* [EXTRACTED MATERIAL]
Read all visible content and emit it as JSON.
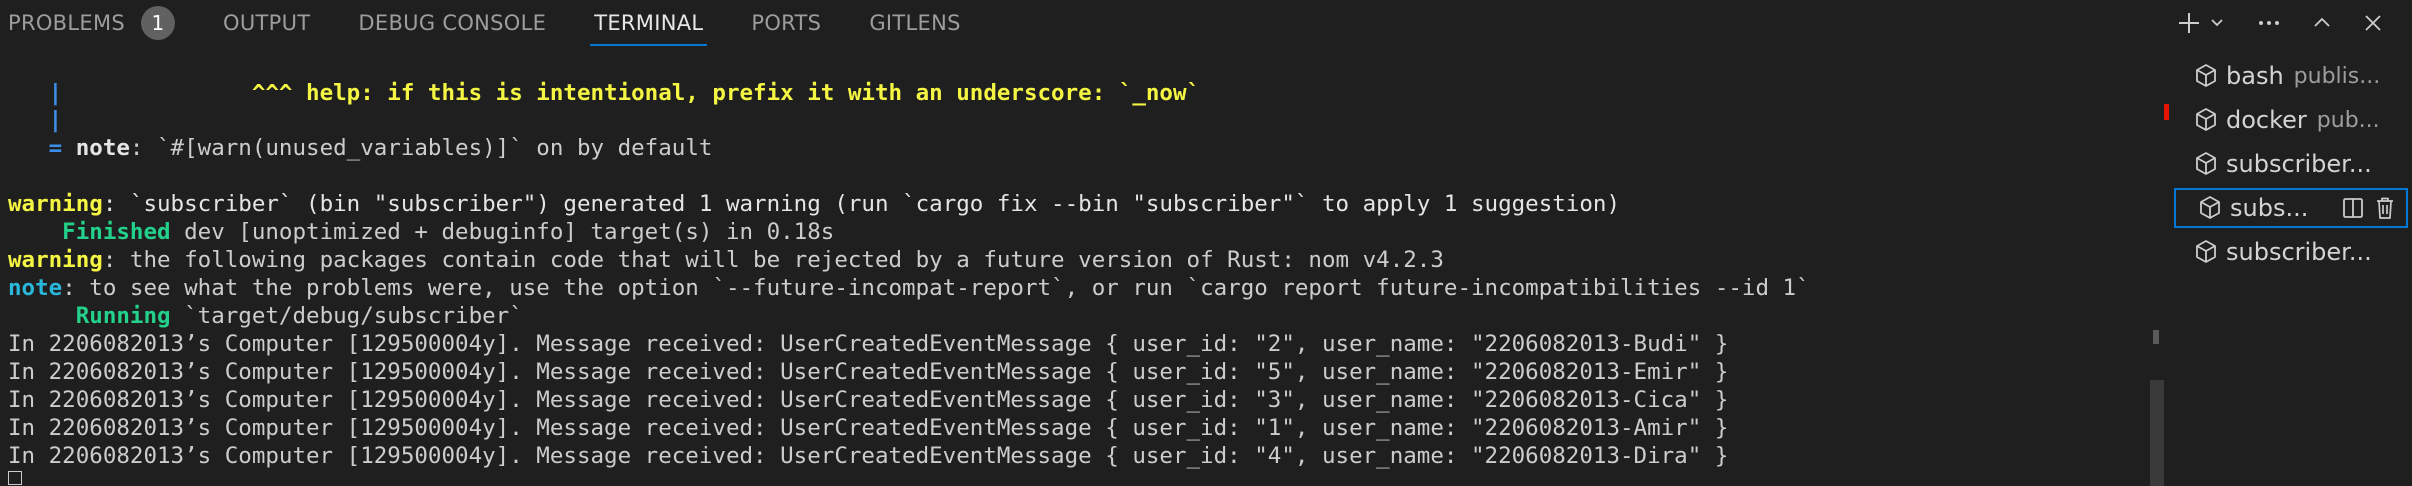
{
  "tabs": [
    {
      "label": "PROBLEMS",
      "badge": "1"
    },
    {
      "label": "OUTPUT"
    },
    {
      "label": "DEBUG CONSOLE"
    },
    {
      "label": "TERMINAL"
    },
    {
      "label": "PORTS"
    },
    {
      "label": "GITLENS"
    }
  ],
  "actions": {
    "new_terminal": "plus-icon",
    "launch_profile": "chevron-down-icon",
    "more": "ellipsis-icon",
    "maximize": "chevron-up-icon",
    "close": "close-icon"
  },
  "terminal": {
    "l1_pipe": "   |",
    "l1_help": "              ^^^ help: if this is intentional, prefix it with an underscore: `_now`",
    "l2_pipe": "   |",
    "l3_eq": "   = ",
    "l3_note": "note",
    "l3_text": ": `#[warn(unused_variables)]` on by default",
    "l5_warning": "warning",
    "l5_text": ": `subscriber` (bin \"subscriber\") generated 1 warning (run `cargo fix --bin \"subscriber\"` to apply 1 suggestion)",
    "l6_finished": "    Finished",
    "l6_text": " dev [unoptimized + debuginfo] target(s) in 0.18s",
    "l7_warning": "warning",
    "l7_text": ": the following packages contain code that will be rejected by a future version of Rust: nom v4.2.3",
    "l8_note": "note",
    "l8_text": ": to see what the problems were, use the option `--future-incompat-report`, or run `cargo report future-incompatibilities --id 1`",
    "l9_running": "     Running",
    "l9_text": " `target/debug/subscriber`",
    "messages": [
      "In 2206082013’s Computer [129500004y]. Message received: UserCreatedEventMessage { user_id: \"2\", user_name: \"2206082013-Budi\" }",
      "In 2206082013’s Computer [129500004y]. Message received: UserCreatedEventMessage { user_id: \"5\", user_name: \"2206082013-Emir\" }",
      "In 2206082013’s Computer [129500004y]. Message received: UserCreatedEventMessage { user_id: \"3\", user_name: \"2206082013-Cica\" }",
      "In 2206082013’s Computer [129500004y]. Message received: UserCreatedEventMessage { user_id: \"1\", user_name: \"2206082013-Amir\" }",
      "In 2206082013’s Computer [129500004y]. Message received: UserCreatedEventMessage { user_id: \"4\", user_name: \"2206082013-Dira\" }"
    ]
  },
  "terminal_list": [
    {
      "name": "bash",
      "desc": "publis..."
    },
    {
      "name": "docker",
      "desc": "pub..."
    },
    {
      "name": "subscriber...",
      "desc": ""
    },
    {
      "name": "subs...",
      "desc": "",
      "active": true
    },
    {
      "name": "subscriber...",
      "desc": ""
    }
  ],
  "colors": {
    "background": "#1f1f1f",
    "accent": "#0078d4",
    "warning": "#e5e510",
    "note": "#3b8eea",
    "success": "#23d18b",
    "error_marker": "#e51400"
  }
}
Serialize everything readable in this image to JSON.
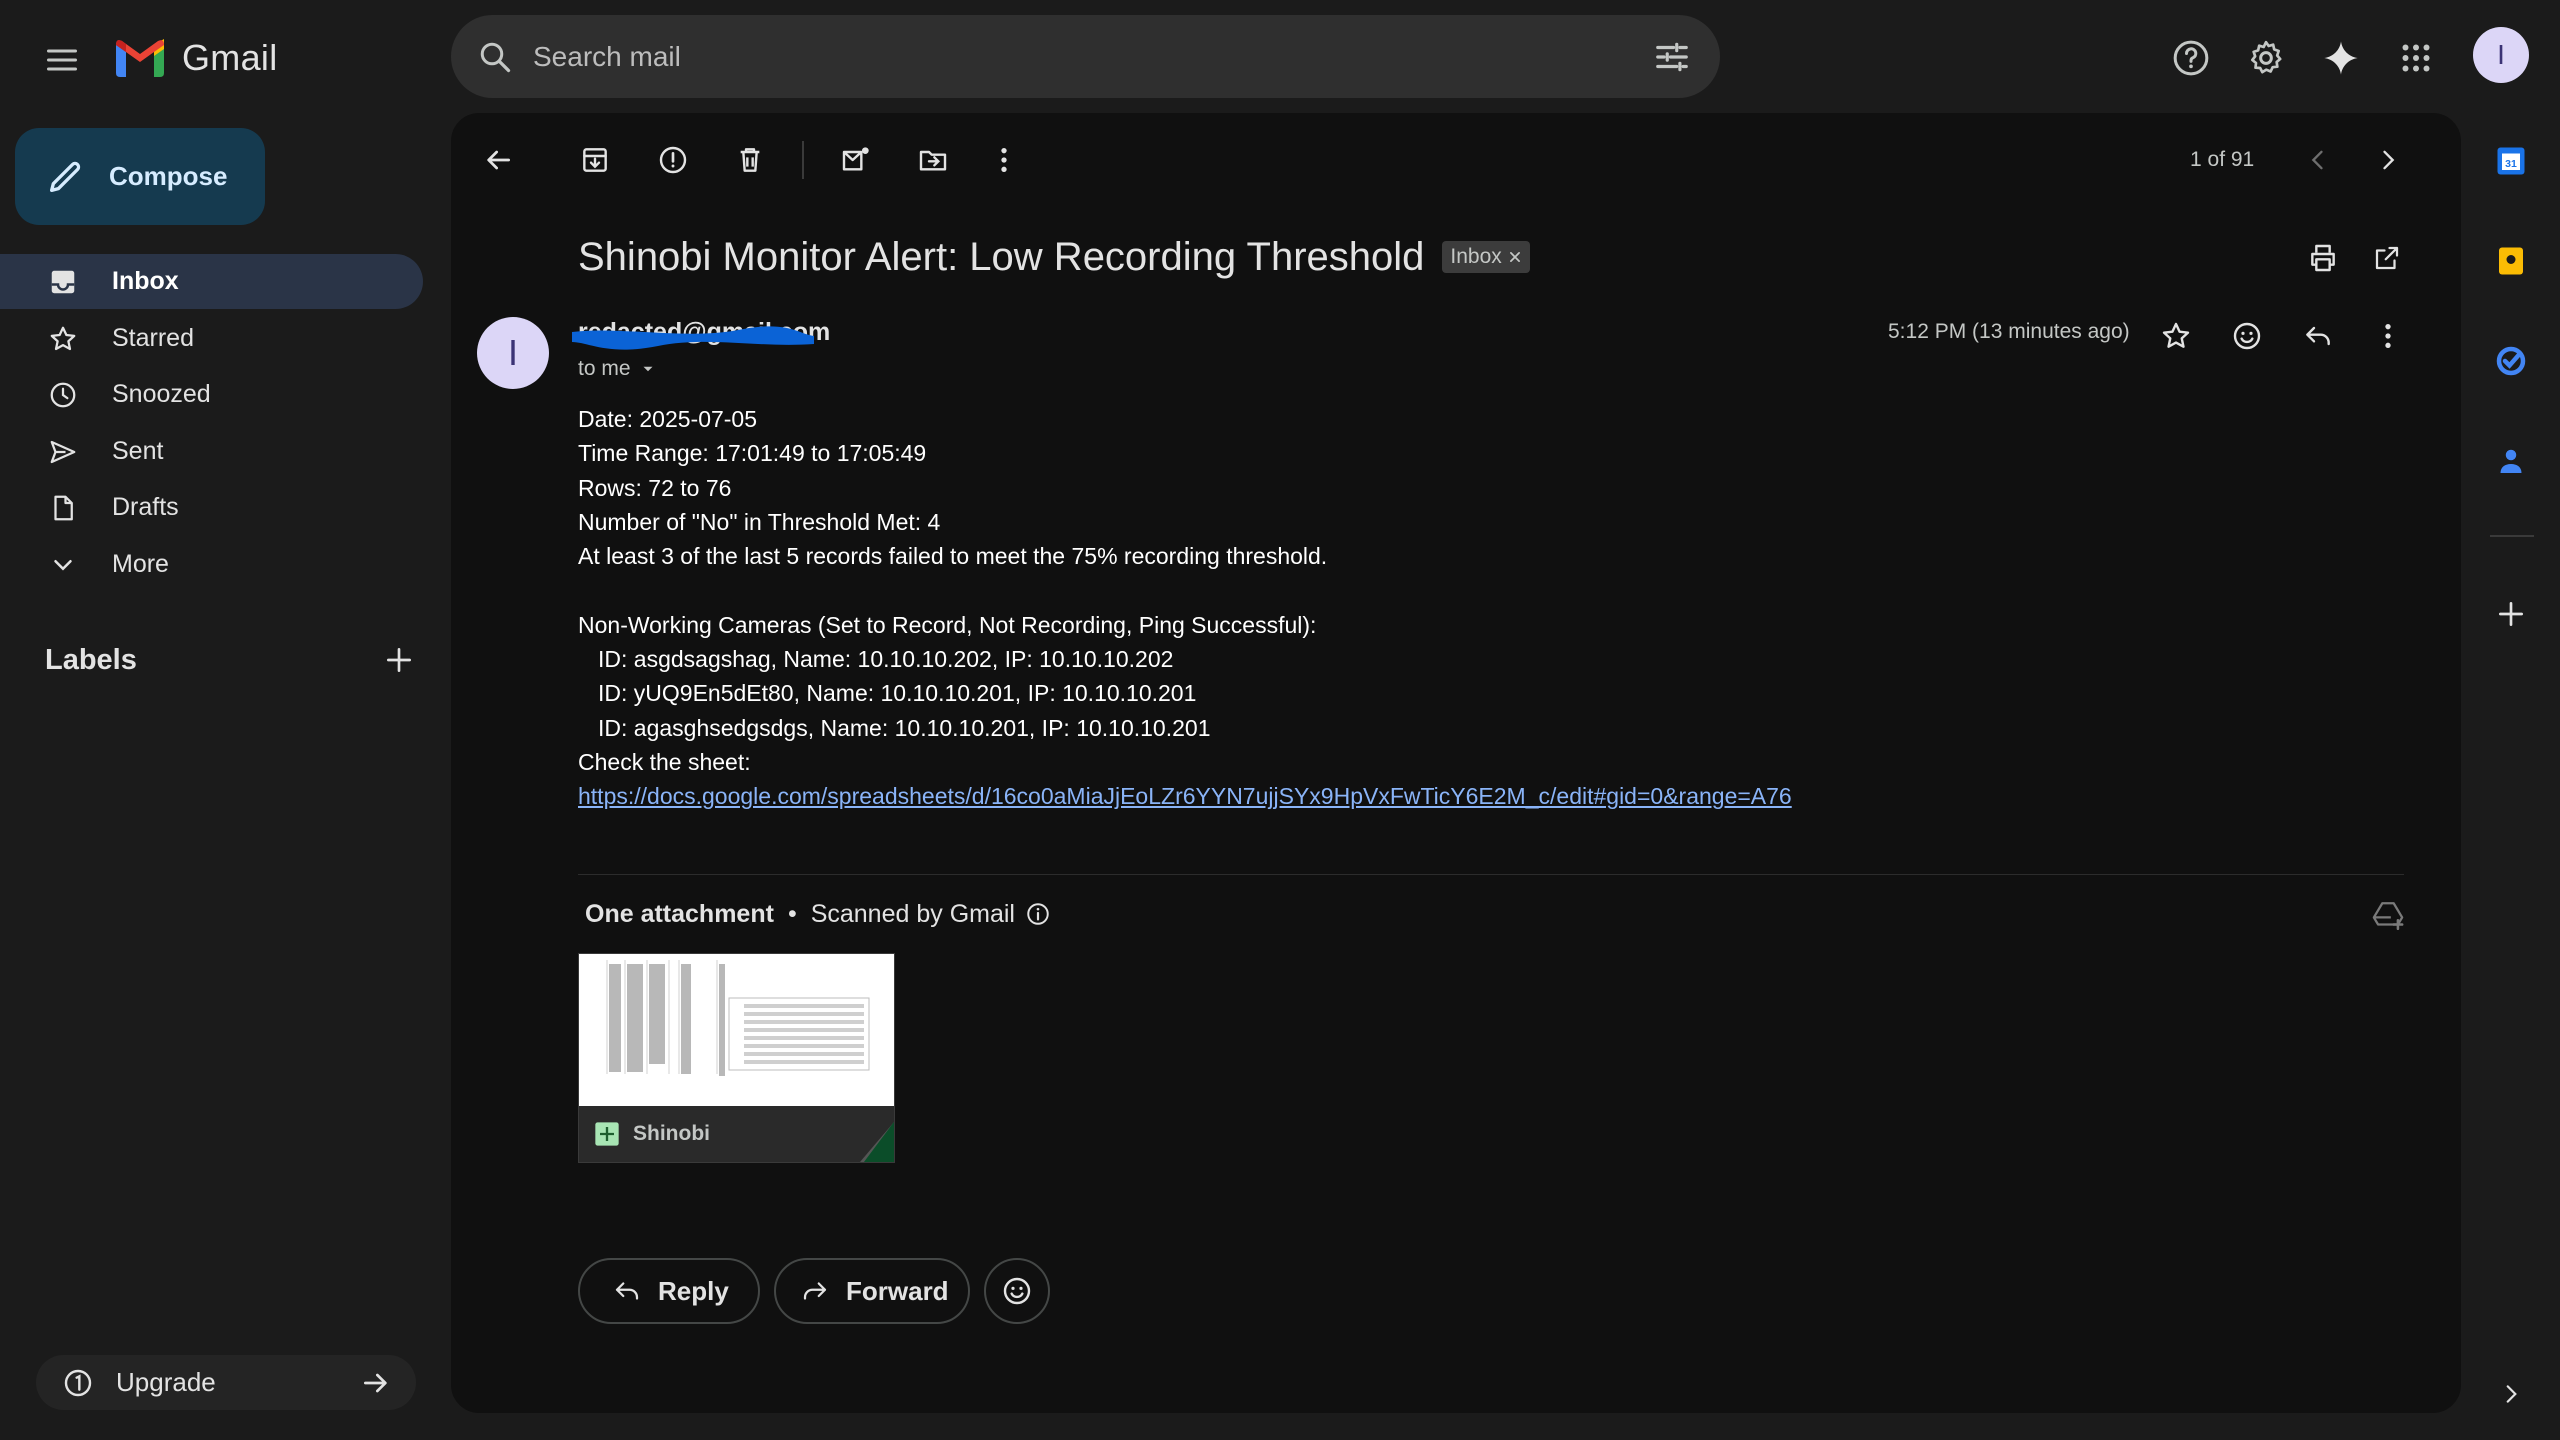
{
  "app": {
    "name": "Gmail"
  },
  "search": {
    "placeholder": "Search mail"
  },
  "compose": {
    "label": "Compose"
  },
  "nav": {
    "items": [
      {
        "label": "Inbox",
        "icon": "inbox-icon",
        "active": true
      },
      {
        "label": "Starred",
        "icon": "star-icon"
      },
      {
        "label": "Snoozed",
        "icon": "clock-icon"
      },
      {
        "label": "Sent",
        "icon": "send-icon"
      },
      {
        "label": "Drafts",
        "icon": "draft-icon"
      },
      {
        "label": "More",
        "icon": "chevron-down-icon"
      }
    ],
    "labels_heading": "Labels",
    "upgrade_label": "Upgrade"
  },
  "account": {
    "initial": "I"
  },
  "toolbar": {
    "pager": "1 of 91"
  },
  "message": {
    "subject": "Shinobi Monitor Alert: Low Recording Threshold",
    "badge": "Inbox",
    "sender_initial": "I",
    "sender_email": "redacted@gmail.com",
    "to": "to me",
    "time": "5:12 PM (13 minutes ago)",
    "body_lines": {
      "l1": "Date: 2025-07-05",
      "l2": "Time Range: 17:01:49 to 17:05:49",
      "l3": "Rows: 72 to 76",
      "l4": "Number of \"No\" in Threshold Met: 4",
      "l5": "At least 3 of the last 5 records failed to meet the 75% recording threshold.",
      "l6": "Non-Working Cameras (Set to Record, Not Recording, Ping Successful):",
      "l7": "ID: asgdsagshag, Name: 10.10.10.202, IP: 10.10.10.202",
      "l8": "ID: yUQ9En5dEt80, Name: 10.10.10.201, IP: 10.10.10.201",
      "l9": "ID: agasghsedgsdgs, Name: 10.10.10.201, IP: 10.10.10.201",
      "l10": "Check the sheet:",
      "link": "https://docs.google.com/spreadsheets/d/16co0aMiaJjEoLZr6YYN7ujjSYx9HpVxFwTicY6E2M_c/edit#gid=0&range=A76"
    }
  },
  "attachments": {
    "heading": "One attachment",
    "scanned": "Scanned by Gmail",
    "file_name": "Shinobi"
  },
  "actions": {
    "reply": "Reply",
    "forward": "Forward"
  },
  "colors": {
    "accent": "#8ab4f8",
    "compose_bg": "#153a4f",
    "active_nav": "#2a3447",
    "redaction": "#0b63d6"
  }
}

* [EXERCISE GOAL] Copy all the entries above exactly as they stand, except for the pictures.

* [ANSWER BOX]
Read all visible content and emit it as JSON.
{
  "tabs": [
    {
      "label": "PROBLEMS",
      "badge": "1"
    },
    {
      "label": "OUTPUT"
    },
    {
      "label": "DEBUG CONSOLE"
    },
    {
      "label": "TERMINAL"
    },
    {
      "label": "PORTS"
    },
    {
      "label": "GITLENS"
    }
  ],
  "actions": {
    "new_terminal": "plus-icon",
    "launch_profile": "chevron-down-icon",
    "more": "ellipsis-icon",
    "maximize": "chevron-up-icon",
    "close": "close-icon"
  },
  "terminal": {
    "l1_pipe": "   |",
    "l1_help": "              ^^^ help: if this is intentional, prefix it with an underscore: `_now`",
    "l2_pipe": "   |",
    "l3_eq": "   = ",
    "l3_note": "note",
    "l3_text": ": `#[warn(unused_variables)]` on by default",
    "l5_warning": "warning",
    "l5_text": ": `subscriber` (bin \"subscriber\") generated 1 warning (run `cargo fix --bin \"subscriber\"` to apply 1 suggestion)",
    "l6_finished": "    Finished",
    "l6_text": " dev [unoptimized + debuginfo] target(s) in 0.18s",
    "l7_warning": "warning",
    "l7_text": ": the following packages contain code that will be rejected by a future version of Rust: nom v4.2.3",
    "l8_note": "note",
    "l8_text": ": to see what the problems were, use the option `--future-incompat-report`, or run `cargo report future-incompatibilities --id 1`",
    "l9_running": "     Running",
    "l9_text": " `target/debug/subscriber`",
    "messages": [
      "In 2206082013’s Computer [129500004y]. Message received: UserCreatedEventMessage { user_id: \"2\", user_name: \"2206082013-Budi\" }",
      "In 2206082013’s Computer [129500004y]. Message received: UserCreatedEventMessage { user_id: \"5\", user_name: \"2206082013-Emir\" }",
      "In 2206082013’s Computer [129500004y]. Message received: UserCreatedEventMessage { user_id: \"3\", user_name: \"2206082013-Cica\" }",
      "In 2206082013’s Computer [129500004y]. Message received: UserCreatedEventMessage { user_id: \"1\", user_name: \"2206082013-Amir\" }",
      "In 2206082013’s Computer [129500004y]. Message received: UserCreatedEventMessage { user_id: \"4\", user_name: \"2206082013-Dira\" }"
    ]
  },
  "terminal_list": [
    {
      "name": "bash",
      "desc": "publis..."
    },
    {
      "name": "docker",
      "desc": "pub..."
    },
    {
      "name": "subscriber...",
      "desc": ""
    },
    {
      "name": "subs...",
      "desc": "",
      "active": true
    },
    {
      "name": "subscriber...",
      "desc": ""
    }
  ],
  "colors": {
    "background": "#1f1f1f",
    "accent": "#0078d4",
    "warning": "#e5e510",
    "note": "#3b8eea",
    "success": "#23d18b",
    "error_marker": "#e51400"
  }
}
Serialize everything readable in this image to JSON.
{
  "app": {
    "name": "Gmail"
  },
  "search": {
    "placeholder": "Search mail"
  },
  "compose": {
    "label": "Compose"
  },
  "nav": {
    "items": [
      {
        "label": "Inbox",
        "icon": "inbox-icon",
        "active": true
      },
      {
        "label": "Starred",
        "icon": "star-icon"
      },
      {
        "label": "Snoozed",
        "icon": "clock-icon"
      },
      {
        "label": "Sent",
        "icon": "send-icon"
      },
      {
        "label": "Drafts",
        "icon": "draft-icon"
      },
      {
        "label": "More",
        "icon": "chevron-down-icon"
      }
    ],
    "labels_heading": "Labels",
    "upgrade_label": "Upgrade"
  },
  "account": {
    "initial": "I"
  },
  "toolbar": {
    "pager": "1 of 91"
  },
  "message": {
    "subject": "Shinobi Monitor Alert: Low Recording Threshold",
    "badge": "Inbox",
    "sender_initial": "I",
    "sender_email": "redacted@gmail.com",
    "to": "to me",
    "time": "5:12 PM (13 minutes ago)",
    "body_lines": {
      "l1": "Date: 2025-07-05",
      "l2": "Time Range: 17:01:49 to 17:05:49",
      "l3": "Rows: 72 to 76",
      "l4": "Number of \"No\" in Threshold Met: 4",
      "l5": "At least 3 of the last 5 records failed to meet the 75% recording threshold.",
      "l6": "Non-Working Cameras (Set to Record, Not Recording, Ping Successful):",
      "l7": "ID: asgdsagshag, Name: 10.10.10.202, IP: 10.10.10.202",
      "l8": "ID: yUQ9En5dEt80, Name: 10.10.10.201, IP: 10.10.10.201",
      "l9": "ID: agasghsedgsdgs, Name: 10.10.10.201, IP: 10.10.10.201",
      "l10": "Check the sheet:",
      "link": "https://docs.google.com/spreadsheets/d/16co0aMiaJjEoLZr6YYN7ujjSYx9HpVxFwTicY6E2M_c/edit#gid=0&range=A76"
    }
  },
  "attachments": {
    "heading": "One attachment",
    "scanned": "Scanned by Gmail",
    "file_name": "Shinobi"
  },
  "actions": {
    "reply": "Reply",
    "forward": "Forward"
  },
  "colors": {
    "accent": "#8ab4f8",
    "compose_bg": "#153a4f",
    "active_nav": "#2a3447",
    "redaction": "#0b63d6"
  }
}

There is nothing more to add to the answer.